    Ronald N. Levy says:

    Do you remember the PR hit J&J suffered when someone poisoned packages of Tylenol? And the devastating effect on Dominican Republic tourism when some people may have been poisoned by liquor in DR hotel bars? Or what happened to Chipotle sales and stock price after poisoning scares?

    So now Hyatt is “saving” the tiny cost of bottled water but risking that some nut may poison one of the water dispensers in the lobby? Is this prudent economy or PR stupidity?

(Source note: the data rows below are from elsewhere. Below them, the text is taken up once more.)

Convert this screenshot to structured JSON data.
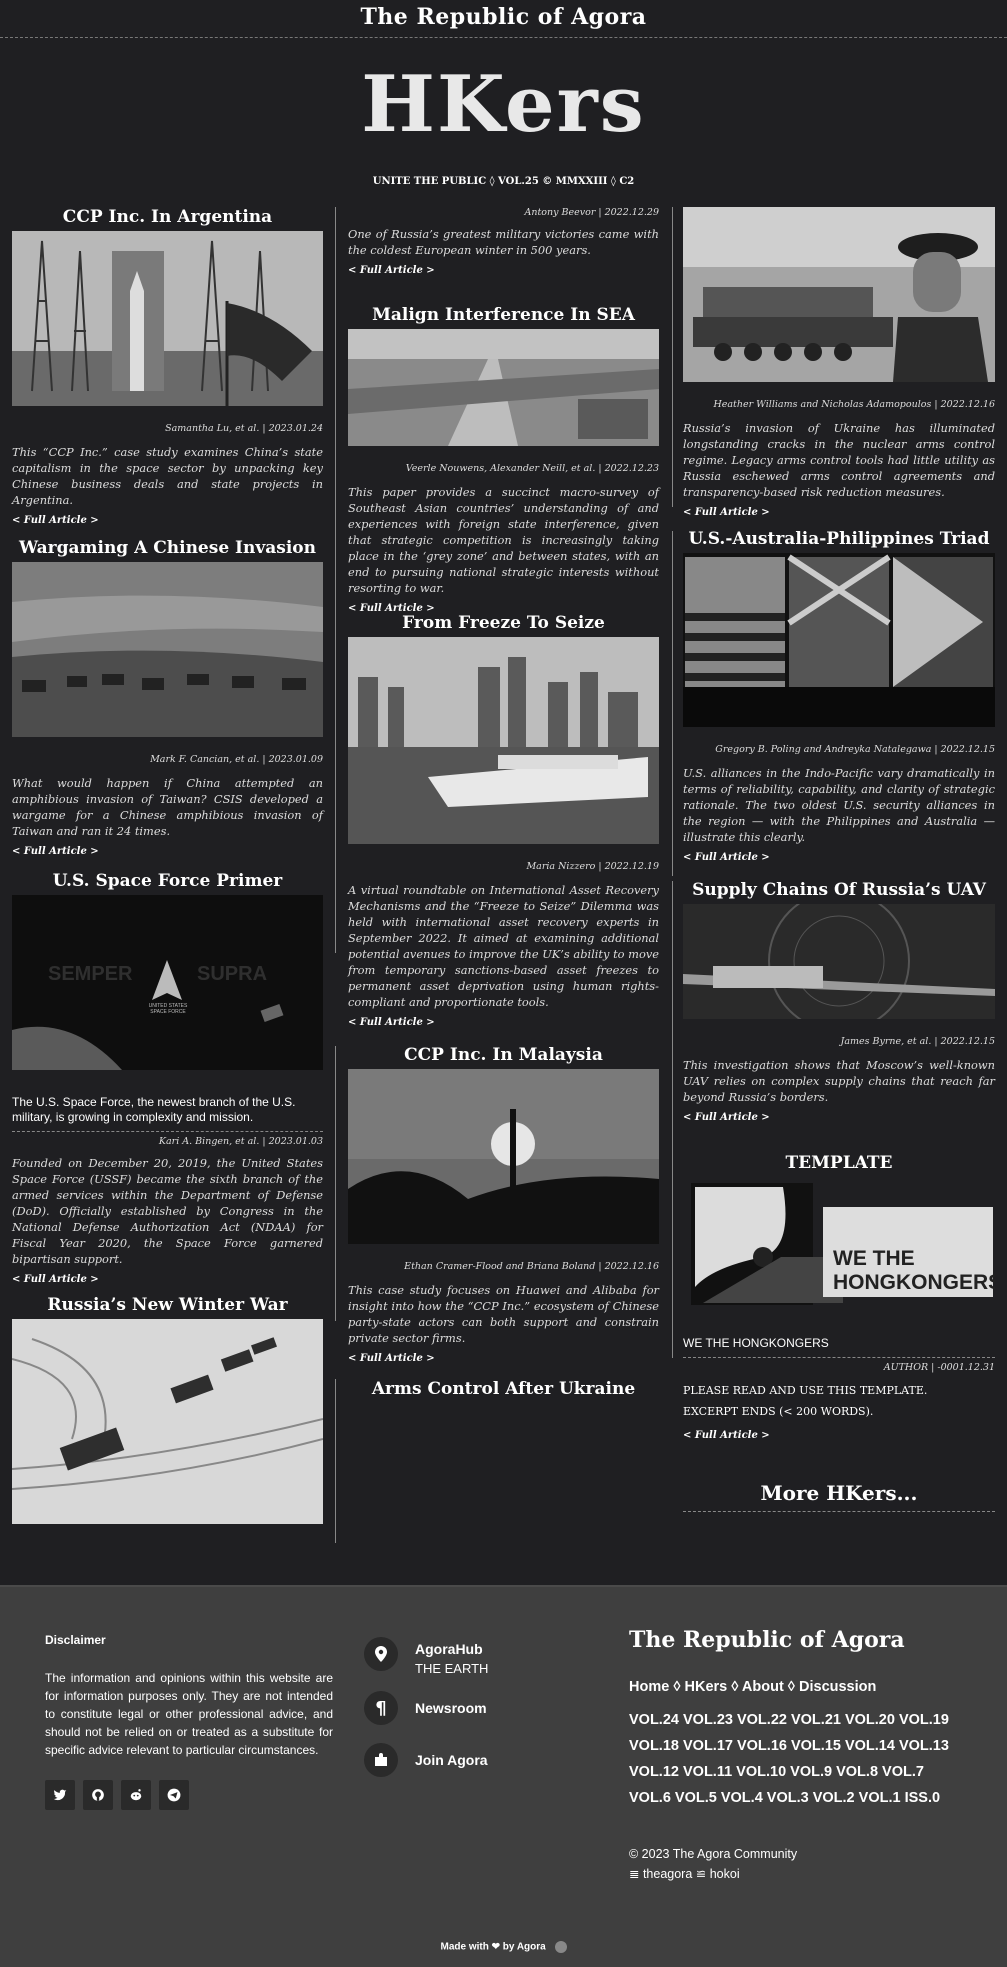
{
  "masthead": {
    "title": "The Republic of Agora",
    "logo": "HKers",
    "tagline": "UNITE THE PUBLIC ◊ VOL.25 © MMXXIII ◊ C2"
  },
  "full_article_label": "< Full Article >",
  "col1": [
    {
      "title": "CCP Inc. In Argentina",
      "meta": "Samantha Lu, et al. | 2023.01.24",
      "excerpt": "This “CCP Inc.” case study examines China’s state capitalism in the space sector by unpacking key Chinese business deals and state projects in Argentina."
    },
    {
      "title": "Wargaming A Chinese Invasion",
      "meta": "Mark F. Cancian, et al. | 2023.01.09",
      "excerpt": "What would happen if China attempted an amphibious invasion of Taiwan? CSIS developed a wargame for a Chinese amphibious invasion of Taiwan and ran it 24 times."
    },
    {
      "title": "U.S. Space Force Primer",
      "img_text": {
        "left": "SEMPER",
        "right": "SUPRA",
        "logo": "UNITED STATES SPACE FORCE"
      },
      "subtitle": "The U.S. Space Force, the newest branch of the U.S. military, is growing in complexity and mission.",
      "meta": "Kari A. Bingen, et al. | 2023.01.03",
      "excerpt": "Founded on December 20, 2019, the United States Space Force (USSF) became the sixth branch of the armed services within the Department of Defense (DoD). Officially established by Congress in the National Defense Authorization Act (NDAA) for Fiscal Year 2020, the Space Force garnered bipartisan support."
    },
    {
      "title": "Russia’s New Winter War"
    }
  ],
  "col2": [
    {
      "meta": "Antony Beevor | 2022.12.29",
      "excerpt": "One of Russia’s greatest military victories came with the coldest European winter in 500 years."
    },
    {
      "title": "Malign Interference In SEA",
      "meta": "Veerle Nouwens, Alexander Neill, et al. | 2022.12.23",
      "excerpt": "This paper provides a succinct macro-survey of Southeast Asian countries’ understanding of and experiences with foreign state interference, given that strategic competition is increasingly taking place in the ‘grey zone’ and between states, with an end to pursuing national strategic interests without resorting to war."
    },
    {
      "title": "From Freeze To Seize",
      "meta": "Maria Nizzero | 2022.12.19",
      "excerpt": "A virtual roundtable on International Asset Recovery Mechanisms and the “Freeze to Seize” Dilemma was held with international asset recovery experts in September 2022. It aimed at examining additional potential avenues to improve the UK’s ability to move from temporary sanctions-based asset freezes to permanent asset deprivation using human rights-compliant and proportionate tools."
    },
    {
      "title": "CCP Inc. In Malaysia",
      "meta": "Ethan Cramer-Flood and Briana Boland | 2022.12.16",
      "excerpt": "This case study focuses on Huawei and Alibaba for insight into how the “CCP Inc.” ecosystem of Chinese party-state actors can both support and constrain private sector firms."
    },
    {
      "title": "Arms Control After Ukraine"
    }
  ],
  "col3": [
    {
      "meta": "Heather Williams and Nicholas Adamopoulos | 2022.12.16",
      "excerpt": "Russia’s invasion of Ukraine has illuminated longstanding cracks in the nuclear arms control regime. Legacy arms control tools had little utility as Russia eschewed arms control agreements and transparency-based risk reduction measures."
    },
    {
      "title": "U.S.-Australia-Philippines Triad",
      "meta": "Gregory B. Poling and Andreyka Natalegawa | 2022.12.15",
      "excerpt": "U.S. alliances in the Indo-Pacific vary dramatically in terms of reliability, capability, and clarity of strategic rationale. The two oldest U.S. security alliances in the region — with the Philippines and Australia — illustrate this clearly."
    },
    {
      "title": "Supply Chains Of Russia’s UAV",
      "meta": "James Byrne, et al. | 2022.12.15",
      "excerpt": "This investigation shows that Moscow’s well-known UAV relies on complex supply chains that reach far beyond Russia’s borders."
    },
    {
      "title": "TEMPLATE",
      "img_text": "WE THE HONGKONGERS",
      "subtitle": "WE THE HONGKONGERS",
      "meta": "AUTHOR | -0001.12.31",
      "line1": "PLEASE READ AND USE THIS TEMPLATE.",
      "line2": "EXCERPT ENDS (< 200 WORDS)."
    }
  ],
  "more": "More HKers...",
  "footer": {
    "disclaimer_title": "Disclaimer",
    "disclaimer_text": "The information and opinions within this website are for information purposes only. They are not intended to constitute legal or other professional advice, and should not be relied on or treated as a substitute for specific advice relevant to particular circumstances.",
    "social_icons": [
      "twitter-icon",
      "github-icon",
      "reddit-icon",
      "telegram-icon"
    ],
    "hub": {
      "label": "AgoraHub",
      "sub": "THE EARTH"
    },
    "newsroom": "Newsroom",
    "join": "Join Agora",
    "republic": "The Republic of Agora",
    "nav": "Home ◊ HKers ◊ About ◊ Discussion",
    "volumes": "VOL.24  VOL.23  VOL.22  VOL.21  VOL.20  VOL.19  VOL.18  VOL.17  VOL.16  VOL.15  VOL.14 VOL.13 VOL.12 VOL.11 VOL.10 VOL.9 VOL.8 VOL.7 VOL.6 VOL.5 VOL.4 VOL.3 VOL.2 VOL.1 ISS.0",
    "copyright": "© 2023 The Agora Community",
    "links": "≣ theagora ≌ hokoi",
    "made_with": "Made with ❤ by Agora"
  }
}
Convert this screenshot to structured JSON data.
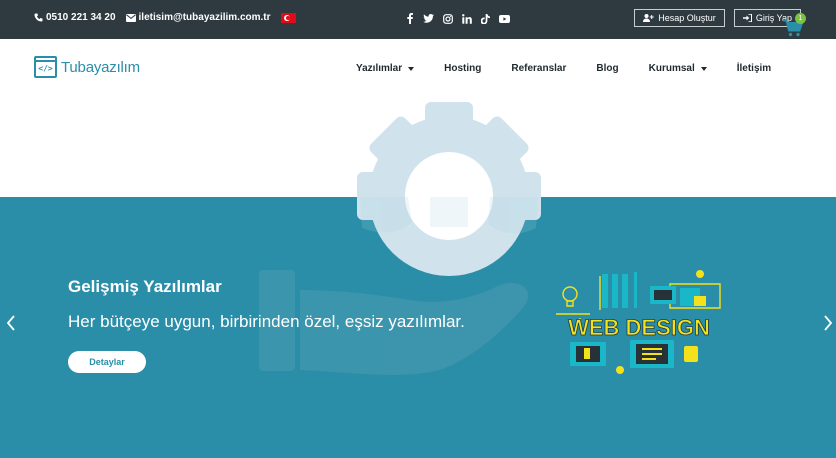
{
  "topbar": {
    "phone": "0510 221 34 20",
    "email": "iletisim@tubayazilim.com.tr",
    "social_icons": [
      "facebook-icon",
      "twitter-icon",
      "instagram-icon",
      "linkedin-icon",
      "tiktok-icon",
      "youtube-icon"
    ],
    "register_label": "Hesap Oluştur",
    "login_label": "Giriş Yap"
  },
  "header": {
    "logo_code": "</>",
    "logo_text": "Tubayazılım",
    "nav": [
      {
        "label": "Yazılımlar",
        "dropdown": true
      },
      {
        "label": "Hosting",
        "dropdown": false
      },
      {
        "label": "Referanslar",
        "dropdown": false
      },
      {
        "label": "Blog",
        "dropdown": false
      },
      {
        "label": "Kurumsal",
        "dropdown": true
      },
      {
        "label": "İletişim",
        "dropdown": false
      }
    ],
    "cart_count": "1"
  },
  "hero": {
    "title": "Gelişmiş Yazılımlar",
    "subtitle": "Her bütçeye uygun, birbirinden özel, eşsiz yazılımlar.",
    "button_label": "Detaylar",
    "image_text": "WEB DESIGN"
  },
  "colors": {
    "topbar_bg": "#2f3a40",
    "accent": "#2a8ea8",
    "badge": "#7cc242",
    "webdesign_yellow": "#f4e11b"
  }
}
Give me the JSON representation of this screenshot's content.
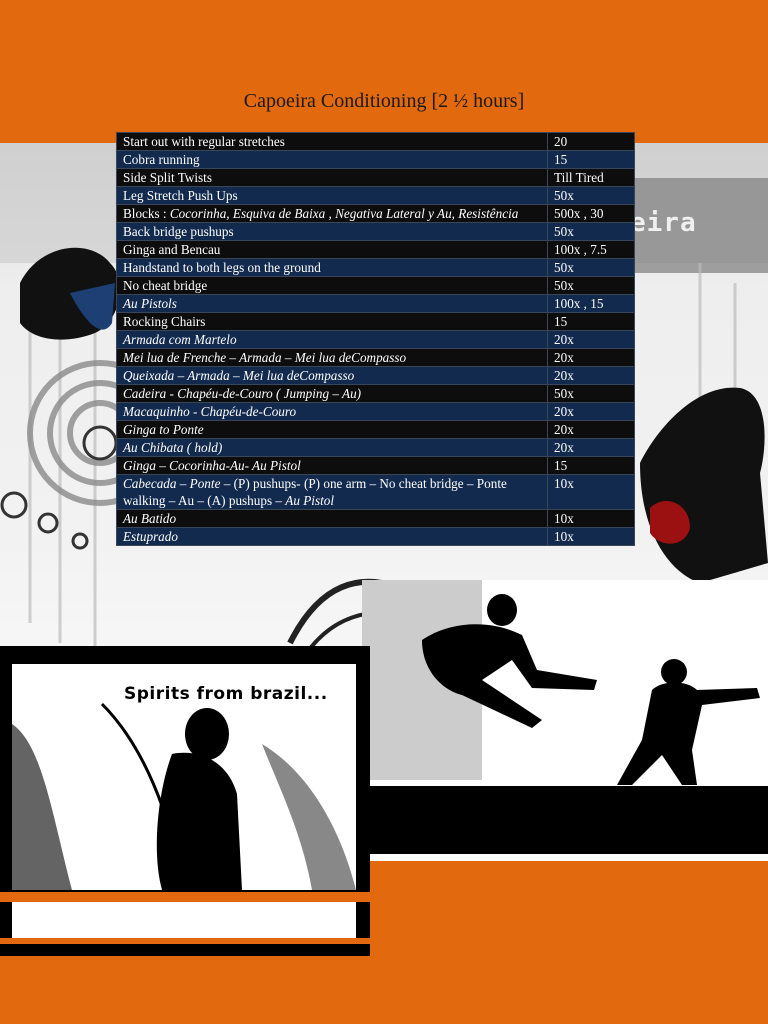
{
  "title": "Capoeira Conditioning [2 ½ hours]",
  "brand_fragment": "eira",
  "poster_caption": "Spirits from brazil...",
  "rows": [
    {
      "style": "dark",
      "parts": [
        {
          "t": "Start out with regular stretches",
          "i": false
        }
      ],
      "value": "20"
    },
    {
      "style": "blue",
      "parts": [
        {
          "t": "Cobra running",
          "i": false
        }
      ],
      "value": "15"
    },
    {
      "style": "dark",
      "parts": [
        {
          "t": "Side Split Twists",
          "i": false
        }
      ],
      "value": "Till Tired"
    },
    {
      "style": "blue",
      "parts": [
        {
          "t": "Leg Stretch Push Ups",
          "i": false
        }
      ],
      "value": "50x"
    },
    {
      "style": "dark",
      "parts": [
        {
          "t": "Blocks : ",
          "i": false
        },
        {
          "t": "Cocorinha, Esquiva de Baixa , Negativa Lateral y Au, Resistência",
          "i": true
        }
      ],
      "value": "500x , 30"
    },
    {
      "style": "blue",
      "parts": [
        {
          "t": "Back bridge pushups",
          "i": false
        }
      ],
      "value": "50x"
    },
    {
      "style": "dark",
      "parts": [
        {
          "t": "Ginga and Bencau",
          "i": false
        }
      ],
      "value": "100x , 7.5"
    },
    {
      "style": "blue",
      "parts": [
        {
          "t": "Handstand to both legs on the ground",
          "i": false
        }
      ],
      "value": "50x"
    },
    {
      "style": "dark",
      "parts": [
        {
          "t": "No cheat bridge",
          "i": false
        }
      ],
      "value": "50x"
    },
    {
      "style": "blue",
      "parts": [
        {
          "t": "Au Pistols",
          "i": true
        }
      ],
      "value": "100x , 15"
    },
    {
      "style": "dark",
      "parts": [
        {
          "t": "Rocking Chairs",
          "i": false
        }
      ],
      "value": "15"
    },
    {
      "style": "blue",
      "parts": [
        {
          "t": "Armada com Martelo",
          "i": true
        }
      ],
      "value": "20x"
    },
    {
      "style": "dark",
      "parts": [
        {
          "t": "Mei lua de Frenche – Armada – Mei lua deCompasso",
          "i": true
        }
      ],
      "value": "20x"
    },
    {
      "style": "blue",
      "parts": [
        {
          "t": "Queixada – Armada – Mei lua deCompasso",
          "i": true
        }
      ],
      "value": "20x"
    },
    {
      "style": "dark",
      "parts": [
        {
          "t": "Cadeira - Chapéu-de-Couro ( Jumping – Au)",
          "i": true
        }
      ],
      "value": "50x"
    },
    {
      "style": "blue",
      "parts": [
        {
          "t": "Macaquinho - Chapéu-de-Couro",
          "i": true
        }
      ],
      "value": "20x"
    },
    {
      "style": "dark",
      "parts": [
        {
          "t": "Ginga to Ponte",
          "i": true
        }
      ],
      "value": "20x"
    },
    {
      "style": "blue",
      "parts": [
        {
          "t": "Au Chibata  ( hold)",
          "i": true
        }
      ],
      "value": "20x"
    },
    {
      "style": "dark",
      "parts": [
        {
          "t": "Ginga – Cocorinha-Au- Au Pistol",
          "i": true
        }
      ],
      "value": "15"
    },
    {
      "style": "blue",
      "parts": [
        {
          "t": "Cabecada – Ponte",
          "i": true
        },
        {
          "t": " – (P) pushups- (P) one arm – No cheat bridge – Ponte walking – Au – (A) pushups – ",
          "i": false
        },
        {
          "t": "Au Pistol",
          "i": true
        }
      ],
      "value": "10x"
    },
    {
      "style": "dark",
      "parts": [
        {
          "t": "Au Batido",
          "i": true
        }
      ],
      "value": "10x"
    },
    {
      "style": "blue",
      "parts": [
        {
          "t": "Estuprado",
          "i": true
        }
      ],
      "value": "10x"
    }
  ]
}
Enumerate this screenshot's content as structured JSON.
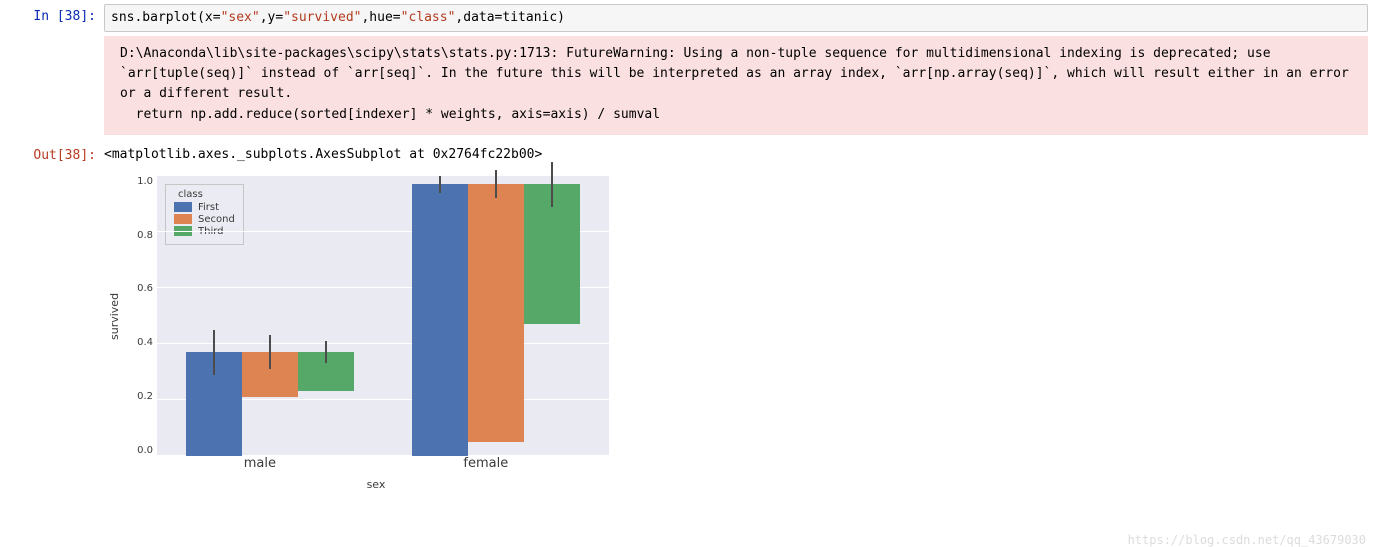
{
  "cell": {
    "in_prompt": "In  [38]:",
    "out_prompt": "Out[38]:",
    "code_prefix": "sns.barplot(x=",
    "code_str_x": "\"sex\"",
    "code_mid1": ",y=",
    "code_str_y": "\"survived\"",
    "code_mid2": ",hue=",
    "code_str_h": "\"class\"",
    "code_suffix": ",data=titanic)",
    "stderr": "D:\\Anaconda\\lib\\site-packages\\scipy\\stats\\stats.py:1713: FutureWarning: Using a non-tuple sequence for multidimensional indexing is deprecated; use `arr[tuple(seq)]` instead of `arr[seq]`. In the future this will be interpreted as an array index, `arr[np.array(seq)]`, which will result either in an error or a different result.\n  return np.add.reduce(sorted[indexer] * weights, axis=axis) / sumval",
    "repr": "<matplotlib.axes._subplots.AxesSubplot at 0x2764fc22b00>"
  },
  "chart_data": {
    "type": "bar",
    "categories": [
      "male",
      "female"
    ],
    "series": [
      {
        "name": "First",
        "values": [
          0.37,
          0.97
        ],
        "err": [
          0.08,
          0.03
        ]
      },
      {
        "name": "Second",
        "values": [
          0.16,
          0.92
        ],
        "err": [
          0.06,
          0.05
        ]
      },
      {
        "name": "Third",
        "values": [
          0.14,
          0.5
        ],
        "err": [
          0.04,
          0.08
        ]
      }
    ],
    "yticks": [
      "1.0",
      "0.8",
      "0.6",
      "0.4",
      "0.2",
      "0.0"
    ],
    "ylim": [
      0.0,
      1.0
    ],
    "xlabel": "sex",
    "ylabel": "survived",
    "legend_title": "class"
  },
  "watermark": "https://blog.csdn.net/qq_43679030"
}
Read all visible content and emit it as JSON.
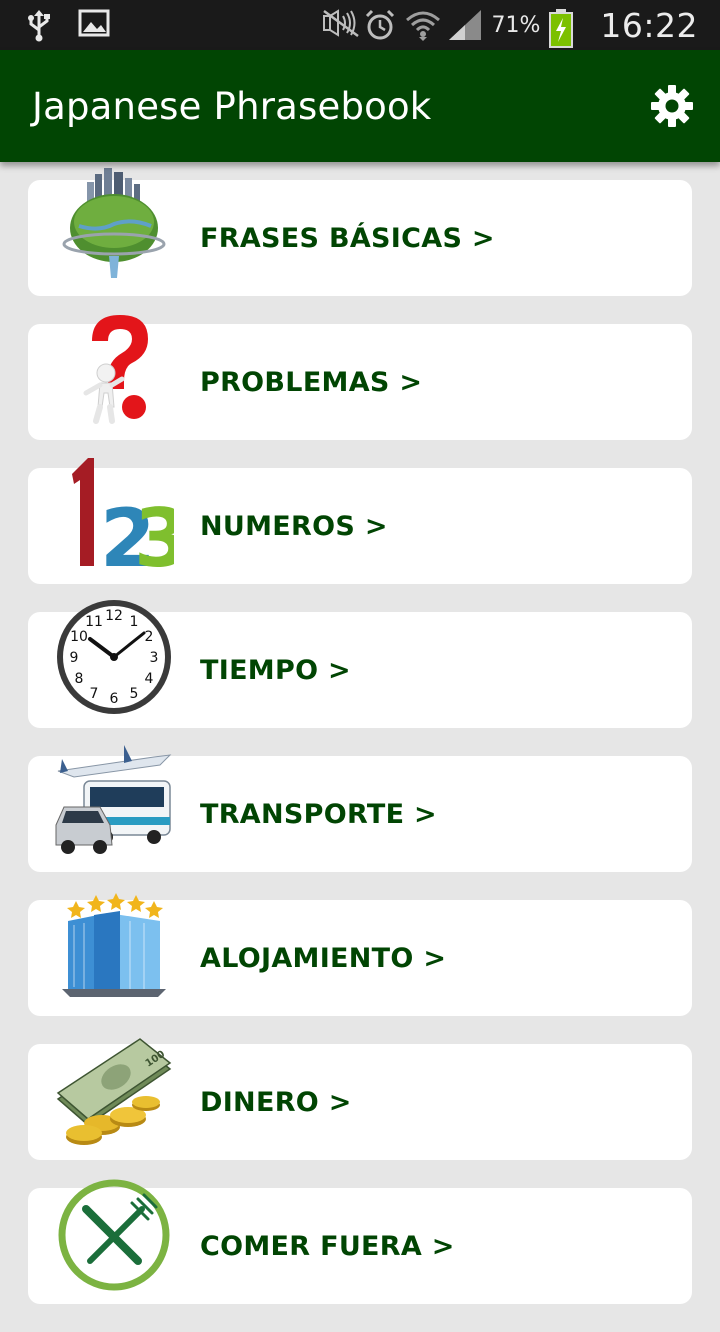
{
  "status_bar": {
    "battery_percent": "71%",
    "clock": "16:22",
    "icons": [
      "usb-icon",
      "image-icon",
      "mute-icon",
      "alarm-icon",
      "wifi-icon",
      "signal-icon",
      "battery-charging-icon"
    ]
  },
  "app_bar": {
    "title": "Japanese Phrasebook",
    "settings_icon": "gear-icon"
  },
  "colors": {
    "app_bar": "#014503",
    "label": "#014503",
    "background": "#e6e6e6",
    "card": "#ffffff",
    "status_bar": "#1a1a1a"
  },
  "categories": [
    {
      "label": "FRASES BÁSICAS >",
      "icon": "globe-city-icon"
    },
    {
      "label": "PROBLEMAS >",
      "icon": "question-mark-figure-icon"
    },
    {
      "label": "NUMEROS >",
      "icon": "numbers-123-icon"
    },
    {
      "label": "TIEMPO >",
      "icon": "clock-icon"
    },
    {
      "label": "TRANSPORTE >",
      "icon": "transport-icon"
    },
    {
      "label": "ALOJAMIENTO >",
      "icon": "hotel-building-icon"
    },
    {
      "label": "DINERO >",
      "icon": "money-icon"
    },
    {
      "label": "COMER FUERA >",
      "icon": "fork-knife-icon"
    }
  ]
}
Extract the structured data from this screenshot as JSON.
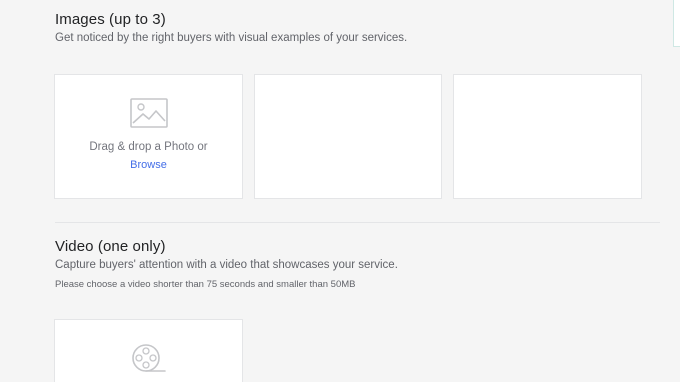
{
  "images_section": {
    "title": "Images (up to 3)",
    "subtitle": "Get noticed by the right buyers with visual examples of your services.",
    "drop_text": "Drag & drop a Photo or",
    "browse_label": "Browse",
    "image_icon": "image-icon"
  },
  "video_section": {
    "title": "Video (one only)",
    "subtitle": "Capture buyers' attention with a video that showcases your service.",
    "note": "Please choose a video shorter than 75 seconds and smaller than 50MB",
    "video_icon": "film-reel-icon"
  },
  "colors": {
    "background": "#f5f5f5",
    "box_background": "#ffffff",
    "border": "#e4e5e7",
    "link": "#446ee7",
    "title": "#222325",
    "muted_text": "#62646a"
  }
}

    How much can those little bottles of water cost compared to how much guests pay Hyatt? Or compared to how much Hyatt loses in business and market value if there is poisoning. . .or suspected poisoning. . .or a guest whose lawyer says “we were poisoned horribly, you knew it could happen, internal memos SHOW you knew, we almost died, God knows how many other Hyatt guests were poisoned, so pay us the $100 million plus we deserve or we sue and go to the media.”